Here’s what I did:

Imported all the accounts into gmail.com via Settings > Accounts and Imports.

Created a label for each account so they appear as their own mailbox on Outlook. The method is to create a filter: Settings > Filter > Create new filter > e.g. for all emails with yahoo.com in the to: field and direct into the corresponding label.

Kept the default Gmail setup for different tabs: Primary, Social, Promotions, Updates and Forum. These tabs work really well, and after importing all my emails they in turn were automatically organized around those tabs.

In case you’re not familiar, Gmail analyzes whether an email is something from a social network or forum, an ad, or spam from an app or website, and then categorizes them accordingly into these tabs. This isolates the mail that are important (i.e. Primary) and you can glance through the rest whenever you want. This system works superbly.

Editor’s Note:
Jeffrey Yuwono is CEO and co-founder of Feecha, a hyperlocal news app for neighbourhoods. A Stanford MBA and Duke undergrad, Jeff writes insightful observations about technology once a day on his blog The Cornerplay and now on this weekly column on TechSpot.

The problem however is that desktop mail clients like Outlook don’t support Gmail tabs, so without this label I can’t access the Primary tab. Without it, the inbox I do get on Outlook contains all the emails received, including the ads already categorized under Promotions. This defeats the purpose of the whole exercise!

Fortunately, there’s a clever hack around it: create a label to mirror the Primary tab. Filter all emails that match Category:Primary and direct to the new label. Via this label, I can now effectively access the Primary tab from any mail client.

Gmail takes its sweet time to import mail. Presumably, because Google has to scan emails so they can categorize them correctly (and figure out what ads to display, but whatever).

On clients like Outlook, Gmail is the only email account needed. All the other emails you’ve imported with their corresponding labels will appear through it. On mobile, I can now actually use the native Gmail app, which of course does support tabs.

After a week of use, I’m happy to report that spam is mostly eradicated. I say mostly because Gmail does not do a complete job detecting spam of Chinese origins.

Switching to Gmail made a huge difference on mobile. Now when I get a new mail notification I’m more likely to check it, and it’s far easier to keep track of what I need to read now that my inbox is not flooded by spam.

There are important drawbacks, however. The biggest is that Gmail doesn’t play well with Outlook. There are three problems:

1) Outlook is slow at indexing and displaying Gmail;

2) Mail ordered by time is actually time received, which is the time you imported the emails into Gmail but not the time they were actually received. You can fix this by sorting by time sent, but then you can’t group emails by conversation on Outlook;

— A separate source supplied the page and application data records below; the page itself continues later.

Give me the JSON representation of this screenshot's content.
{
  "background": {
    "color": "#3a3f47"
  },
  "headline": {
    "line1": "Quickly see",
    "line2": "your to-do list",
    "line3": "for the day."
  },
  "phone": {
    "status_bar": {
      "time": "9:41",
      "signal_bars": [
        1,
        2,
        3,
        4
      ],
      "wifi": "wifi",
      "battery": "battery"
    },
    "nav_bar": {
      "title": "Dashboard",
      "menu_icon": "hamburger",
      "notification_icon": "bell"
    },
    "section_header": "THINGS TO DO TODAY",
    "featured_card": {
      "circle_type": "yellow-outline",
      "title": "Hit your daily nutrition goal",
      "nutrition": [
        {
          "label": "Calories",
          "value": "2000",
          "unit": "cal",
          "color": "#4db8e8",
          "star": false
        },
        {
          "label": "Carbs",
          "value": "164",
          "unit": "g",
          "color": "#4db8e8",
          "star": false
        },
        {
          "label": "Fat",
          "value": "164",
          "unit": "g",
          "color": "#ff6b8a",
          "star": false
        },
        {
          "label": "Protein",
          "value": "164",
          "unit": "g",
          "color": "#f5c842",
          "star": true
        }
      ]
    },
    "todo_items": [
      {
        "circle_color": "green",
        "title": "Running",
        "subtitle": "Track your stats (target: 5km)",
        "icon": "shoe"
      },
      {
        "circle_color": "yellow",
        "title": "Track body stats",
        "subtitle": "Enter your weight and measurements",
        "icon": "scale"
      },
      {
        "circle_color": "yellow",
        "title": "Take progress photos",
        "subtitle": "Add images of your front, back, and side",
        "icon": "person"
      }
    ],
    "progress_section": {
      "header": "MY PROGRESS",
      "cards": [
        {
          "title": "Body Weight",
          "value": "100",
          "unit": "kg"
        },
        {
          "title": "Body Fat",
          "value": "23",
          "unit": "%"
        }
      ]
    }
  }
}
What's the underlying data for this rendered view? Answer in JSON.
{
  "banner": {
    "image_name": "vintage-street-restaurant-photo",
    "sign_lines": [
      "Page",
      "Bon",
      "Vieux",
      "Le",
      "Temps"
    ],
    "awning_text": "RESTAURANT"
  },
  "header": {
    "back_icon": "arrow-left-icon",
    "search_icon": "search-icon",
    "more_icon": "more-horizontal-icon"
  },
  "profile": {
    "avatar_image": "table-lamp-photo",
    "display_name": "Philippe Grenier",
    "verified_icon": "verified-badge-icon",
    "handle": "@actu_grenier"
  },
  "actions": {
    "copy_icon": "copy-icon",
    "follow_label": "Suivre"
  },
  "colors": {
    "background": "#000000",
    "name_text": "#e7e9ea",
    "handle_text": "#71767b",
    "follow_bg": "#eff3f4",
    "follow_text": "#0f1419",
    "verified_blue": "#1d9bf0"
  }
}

3) When you send email from Outlook, you have to always specify who it’s from (sender account) unless you’re comfortable with the default.

I suspect all local clients, not just Outlook, will suffer from these annoyances. I actually gave up using Outlook on an older PC because it was too slow, and just used gmail.com instead.

If you’re an Outlook addict, you may not want to follow in my footsteps.

Another issue I experienced was that Yahoo doesn’t work well with Gmail either. Fetching Yahoo mail is rife with errors and delays. Gmail will often give me a message that it encountered server or authentication errors when it tries to fetch from Yahoo. So Yahoo mail that I received yesterday may not appear until today on Gmail. I’m OK with this as my Yahoo mail is typically used to register for apps and websites, but your situation may be different.

Overall, I’m happy with the switch. I’m disappointed I stopped using Outlook – it’s more fully featured than Gmail, and the calendar integration is leaps ahead – but defeating spam is worth the price.